The state of renewable energy – infographic
Renewables are big business, and are increasingly viewed as commercially viable, as well as kinder to the envi...Read More
Employing illegal immigrants, even unwittingly, could result in five years’ jail, remarks from the immigration minister suggest. How can your business adapt?
Many SME businesses have long relied on foreign labour to fill positions UK citizens are reluctant to take. But as immigration has become an controversial political issue, employing immigrants has become ever more risky.
The forthcoming Immigration Bill is an attempt to address perceptions of the UK as a ‘soft touch’ on illegal migration.

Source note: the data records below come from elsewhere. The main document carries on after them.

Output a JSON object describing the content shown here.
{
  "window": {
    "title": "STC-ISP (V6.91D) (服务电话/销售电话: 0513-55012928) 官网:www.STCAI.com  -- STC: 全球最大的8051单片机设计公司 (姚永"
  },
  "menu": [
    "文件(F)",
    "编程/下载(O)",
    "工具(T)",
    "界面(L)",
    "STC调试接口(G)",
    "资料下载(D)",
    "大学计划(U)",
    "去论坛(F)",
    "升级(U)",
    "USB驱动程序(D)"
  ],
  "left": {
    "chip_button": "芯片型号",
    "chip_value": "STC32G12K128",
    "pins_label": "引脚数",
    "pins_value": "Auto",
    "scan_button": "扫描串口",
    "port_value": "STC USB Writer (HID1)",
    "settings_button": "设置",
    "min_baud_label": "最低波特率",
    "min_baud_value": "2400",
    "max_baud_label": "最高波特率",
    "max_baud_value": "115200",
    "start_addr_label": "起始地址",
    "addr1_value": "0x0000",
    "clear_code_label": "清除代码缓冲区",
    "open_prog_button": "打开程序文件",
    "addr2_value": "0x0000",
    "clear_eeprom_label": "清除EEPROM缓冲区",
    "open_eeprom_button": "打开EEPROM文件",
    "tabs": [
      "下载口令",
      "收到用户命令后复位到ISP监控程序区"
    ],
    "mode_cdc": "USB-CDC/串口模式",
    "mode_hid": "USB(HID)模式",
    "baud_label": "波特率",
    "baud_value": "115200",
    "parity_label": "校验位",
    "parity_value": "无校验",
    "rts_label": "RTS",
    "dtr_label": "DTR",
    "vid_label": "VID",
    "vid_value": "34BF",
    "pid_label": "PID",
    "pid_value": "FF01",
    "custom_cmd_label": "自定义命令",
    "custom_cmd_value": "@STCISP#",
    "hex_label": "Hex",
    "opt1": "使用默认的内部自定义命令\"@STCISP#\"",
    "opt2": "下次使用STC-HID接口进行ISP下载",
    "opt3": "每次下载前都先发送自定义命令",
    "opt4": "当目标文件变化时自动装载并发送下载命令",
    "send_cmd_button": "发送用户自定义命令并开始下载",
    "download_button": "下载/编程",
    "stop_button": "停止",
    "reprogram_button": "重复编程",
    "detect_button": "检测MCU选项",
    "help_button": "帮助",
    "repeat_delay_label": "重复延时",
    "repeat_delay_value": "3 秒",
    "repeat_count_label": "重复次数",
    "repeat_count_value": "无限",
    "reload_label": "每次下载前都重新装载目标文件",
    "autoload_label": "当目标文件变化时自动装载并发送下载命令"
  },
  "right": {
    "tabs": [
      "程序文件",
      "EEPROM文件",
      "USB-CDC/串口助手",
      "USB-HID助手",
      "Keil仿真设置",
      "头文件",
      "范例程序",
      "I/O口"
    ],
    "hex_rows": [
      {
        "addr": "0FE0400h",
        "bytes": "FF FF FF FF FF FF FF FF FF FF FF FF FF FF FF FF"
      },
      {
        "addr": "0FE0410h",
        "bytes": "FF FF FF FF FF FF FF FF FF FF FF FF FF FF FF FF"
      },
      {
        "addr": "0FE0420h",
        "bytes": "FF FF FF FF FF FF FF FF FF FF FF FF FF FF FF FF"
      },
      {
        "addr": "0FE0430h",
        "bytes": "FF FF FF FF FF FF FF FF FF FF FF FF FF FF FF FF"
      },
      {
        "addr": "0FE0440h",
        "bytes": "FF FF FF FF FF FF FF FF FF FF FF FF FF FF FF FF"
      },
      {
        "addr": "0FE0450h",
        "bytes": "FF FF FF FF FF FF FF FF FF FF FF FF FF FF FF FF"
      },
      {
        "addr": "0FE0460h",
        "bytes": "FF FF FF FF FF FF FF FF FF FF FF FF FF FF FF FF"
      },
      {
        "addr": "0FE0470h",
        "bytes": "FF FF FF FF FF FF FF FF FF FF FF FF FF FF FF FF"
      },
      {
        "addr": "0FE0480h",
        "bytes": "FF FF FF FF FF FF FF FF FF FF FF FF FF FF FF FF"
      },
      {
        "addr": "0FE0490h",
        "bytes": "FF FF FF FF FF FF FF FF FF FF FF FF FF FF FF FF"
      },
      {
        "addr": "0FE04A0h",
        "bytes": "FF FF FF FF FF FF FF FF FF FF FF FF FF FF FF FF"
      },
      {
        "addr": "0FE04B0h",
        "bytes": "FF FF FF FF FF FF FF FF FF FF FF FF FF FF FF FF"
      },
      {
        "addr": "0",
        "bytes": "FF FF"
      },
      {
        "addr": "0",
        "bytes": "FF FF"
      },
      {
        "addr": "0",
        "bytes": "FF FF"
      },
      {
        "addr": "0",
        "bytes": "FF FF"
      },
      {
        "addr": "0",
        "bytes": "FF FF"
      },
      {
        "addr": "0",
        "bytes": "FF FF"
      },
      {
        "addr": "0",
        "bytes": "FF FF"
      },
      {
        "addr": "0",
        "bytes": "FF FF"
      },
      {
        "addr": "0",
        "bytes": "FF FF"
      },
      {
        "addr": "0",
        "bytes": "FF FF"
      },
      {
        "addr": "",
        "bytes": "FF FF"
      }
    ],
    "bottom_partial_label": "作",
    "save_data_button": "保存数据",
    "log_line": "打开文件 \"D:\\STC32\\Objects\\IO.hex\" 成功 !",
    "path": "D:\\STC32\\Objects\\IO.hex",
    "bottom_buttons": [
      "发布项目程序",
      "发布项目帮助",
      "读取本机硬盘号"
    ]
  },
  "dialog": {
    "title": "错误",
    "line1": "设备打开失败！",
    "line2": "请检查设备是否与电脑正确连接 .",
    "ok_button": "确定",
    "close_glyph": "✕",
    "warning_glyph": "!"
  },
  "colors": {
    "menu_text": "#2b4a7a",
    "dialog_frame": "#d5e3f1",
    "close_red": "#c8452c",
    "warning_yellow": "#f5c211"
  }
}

Construction, cleaning and care have been singled out for a crackdown, although takeaway restaurants and off-licences will also be targeted with specific measures. Minicab drivers and operators have been mentioned, although it is as yet uncertain how they will be affected.
For employers, the legal situation will become a lot more hostile. Business owners will no longer be able to claim they were unaware an employee was not allowed to work. Instead, the onus is on employers to prove that they carried out proper checks on staff.
Penalties will also increase: employers found guilty could now be jailed for five years (up from two years), as well as paying the harsh fines already in force (up to £20,000 per person).
With net migration to the UK at an all-time high, according to the Office for National Statistics (ONS), the Government’s approach to immigration will only get tougher.
All UK employers, not matter what sector, must check their workers’ Right to Work before any employee starts work. In short this means:
… but checking the Government guidelines is strongly advised. While taking professional advice is not cheap, it is likely to be a lot less costly than a £20,000 fine (and possible jail sentence)
Agency workers can help shift the burden of compliance to the supplying agency. But, with inconvenient investigations often focusing on known offenders, you should do all you can to protect yourself. Your contract should unambiguously require robust checks be carried out and that all workers have a confirmed Right to Work. Make sure you keep copies of all documents. Remember that using an agency does not remove all risk: an agency worker may legally be your employee under certain circumstances. Do your research on agencies and use one with a good reputation.
While you do not have legally have to ensure self-employed workers have a Right to Work. But unwittingly employing a self-employed illegal immigrant can have other consequences. In addition to increased scrutiny from the authorities, you may lose an important worker with no notice and suffer reputational damage. Carrying out a Right to Work check is a small price for avoiding such impacts.
"Many thanks to Anthony Pendleton, very courteous and polite, explained everything in right amount of detail and very helpful in sorting out the business utility switch. Would thoroughly recommend."This review was posted by Nicola on the 28th of November 2016
"Rachael Grindrod was excellent, very friendly and helpful."This review was posted by Maria Allen on the 29th of November 2016
"Thanks to Jonathon Burgess who was a great help switching electricity for a charitable organisation. The process was complicated and his patience was appreciated as well as his proffesional attitude. We would not have completed the process without his help. Thanks Dawn"This review was posted by Dawn Kerr on the 29th of November 2016
Great service from Rachel Grindrod. Thanks.
"Great service Rachel"This review was posted by Craig Hewett on the 30th of November 2016
Easy to Switch
"Using SwitchMyBusiness made changing electricity suppliers easy. Thank you Anthony Pendleton for your professional approach with advising on which supplier to use."This review was posted by Vanessa Gernat on the 01st of December 2016